Rambling Thoughts from a Wandering Mind


Sobrii 0-Gin (non-alcoholic gin) Review

A 750 mL bottle of Sobrii 0-Gin

I’ve been becoming more and more “sober curious” over the course of Dry January, so I’ve started following a lot of alcohol-free accounts on Instagram. At first, this was mostly limited to beer accounts (it turns out, there is a lot of really great non-alcoholic beer being produced; unfortunately, most of it is in Europe or the USA, but I’ve had some good luck with some Canadian craft options – notably Partake Brewing (Calgary, by way of Toronto) and One for the Road Brewing (Calgary) – and a few European imports).

After a while, I started wondering about non-alcoholic spirits.
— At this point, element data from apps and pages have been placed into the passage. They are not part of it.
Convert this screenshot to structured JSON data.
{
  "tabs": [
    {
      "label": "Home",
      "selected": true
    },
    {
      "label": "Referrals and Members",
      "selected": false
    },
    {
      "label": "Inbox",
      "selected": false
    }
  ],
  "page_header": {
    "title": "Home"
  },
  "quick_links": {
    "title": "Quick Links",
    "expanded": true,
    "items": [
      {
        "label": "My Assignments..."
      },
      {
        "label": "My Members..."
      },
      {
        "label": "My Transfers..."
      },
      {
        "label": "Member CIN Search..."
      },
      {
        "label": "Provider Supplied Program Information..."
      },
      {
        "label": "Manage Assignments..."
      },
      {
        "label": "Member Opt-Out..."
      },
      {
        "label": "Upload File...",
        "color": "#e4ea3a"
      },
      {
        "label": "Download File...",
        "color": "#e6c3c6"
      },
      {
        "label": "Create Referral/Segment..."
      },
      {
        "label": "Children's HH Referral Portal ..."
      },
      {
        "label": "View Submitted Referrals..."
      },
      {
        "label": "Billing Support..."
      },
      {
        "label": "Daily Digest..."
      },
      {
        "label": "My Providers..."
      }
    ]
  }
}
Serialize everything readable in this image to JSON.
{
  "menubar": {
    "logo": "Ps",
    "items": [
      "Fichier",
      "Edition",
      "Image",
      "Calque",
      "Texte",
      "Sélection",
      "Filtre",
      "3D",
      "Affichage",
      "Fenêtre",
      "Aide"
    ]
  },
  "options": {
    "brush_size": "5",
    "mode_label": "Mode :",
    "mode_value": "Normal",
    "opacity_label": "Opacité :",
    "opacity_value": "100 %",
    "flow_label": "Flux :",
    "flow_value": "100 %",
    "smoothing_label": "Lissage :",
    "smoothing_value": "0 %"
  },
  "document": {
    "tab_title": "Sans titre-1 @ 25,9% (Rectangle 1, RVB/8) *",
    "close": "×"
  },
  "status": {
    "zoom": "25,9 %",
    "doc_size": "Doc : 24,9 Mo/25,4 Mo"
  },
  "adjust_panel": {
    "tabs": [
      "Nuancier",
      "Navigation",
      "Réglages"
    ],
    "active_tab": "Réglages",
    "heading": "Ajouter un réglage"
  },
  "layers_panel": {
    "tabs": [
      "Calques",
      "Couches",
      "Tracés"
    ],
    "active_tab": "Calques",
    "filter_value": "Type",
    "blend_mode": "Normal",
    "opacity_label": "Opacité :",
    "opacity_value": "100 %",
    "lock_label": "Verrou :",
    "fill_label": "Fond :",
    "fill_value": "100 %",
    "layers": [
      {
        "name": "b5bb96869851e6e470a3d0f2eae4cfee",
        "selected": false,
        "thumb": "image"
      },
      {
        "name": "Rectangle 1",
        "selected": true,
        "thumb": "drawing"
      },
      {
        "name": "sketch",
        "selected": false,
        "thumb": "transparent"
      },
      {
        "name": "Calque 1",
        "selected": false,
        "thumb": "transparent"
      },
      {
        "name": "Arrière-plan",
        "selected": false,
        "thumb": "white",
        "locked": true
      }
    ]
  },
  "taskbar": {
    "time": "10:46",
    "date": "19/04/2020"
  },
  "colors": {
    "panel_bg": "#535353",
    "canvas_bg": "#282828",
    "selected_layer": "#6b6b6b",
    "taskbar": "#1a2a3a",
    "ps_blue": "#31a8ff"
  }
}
Right now, the main player in this market is Seedlip out of the UK. They’re the market leader simply because they were among the first and the market is very much in its infancy right now. I enjoy all of Seedlip’s offerings, but they’re all very unique and don’t seek to replicate existing alcoholic beverages.

This is probably a wise move on their part, because it means customers don’t have a point of comparison and can’t say, “This tastes like watered down gin/whiskey/rum.”

Some brands, however, have attempted to replicate existing alcoholic spirits. I’ve read about two products: Ginish and Rumish. I think you can guess what each is trying to do. Currently, neither is available in Alberta.

What is available is Sobrii, a non-alcoholic gin from DistillX Beverages in Toronto. Late last week, it became available nationwide through Well.ca. Impulsively, I almost immediately ordered a bottle. It arrived this afternoon and I opened it shortly after getting home from work.

I believe Sobrii is primarily intended to be used in cocktails and highballs, but I wanted to see what it tastes like neat. The answer is: disappointing. It tastes reasonably similar to gin, with a lot of botanicals and a little pepperiness that hit you right away. Unfortunately, the lack of alcohol means it doesn’t quite land. Removing the booze really alters the flavour profile when you’re drinking it straight up.

I’m happy to report that it’s much better in a gin and tonic. It’s still not quite the same as gin with alcohol, but I think replacing that warming sensation of alcohol is hard to do (Ginish, mentioned earlier, apparently does it by adding capsaicin, the chemical that gives chili peppers their heat).

Overall, Sobrii makes a passable gin and tonic. I’m currently mixing it with a pretty cheap, store-brand diet tonic water. I’ll try it again later with something a bit nicer, like Fever Tree Indian Tonic Water, and see if that makes a difference. I imagine quality tonic makes a bigger difference when alcohol is taken out of the equation. I’ll update this post after I’ve tried Sobrii with a better quality tonic water.

I bought a 750 mL bottle, rather than the smaller size that was also available, so it’ll likely last me several months. By that time, who knows what other options might be available. The market for alcohol-free spirits is new but seems to be growing rapidly. Only time will tell if Sobrii becomes a stable in my liquor cabinet.

Update (Jan. 31, 2020): I still haven’t tried mixing Sobrii with a higher quality tonic, but I made a highball with this last night, that was quite good. The recipe follows:

  • 2 oz. (60 mL) Sobrii 0-Gin
  • 4 oz. (120 mL) ginger beer (I used Zevia Ginger Beer Mixer)
  • Squeeze of lime juice (fresh and garnished with a lime wedge would be best, but I used ReaLime since it’s what I had on hand)

Note: An earlier version of this post identified Partake Brewing as being based in Toronto. In fact, the brewery is located in Calgary but the company originated in Toronto and has offices in both cities.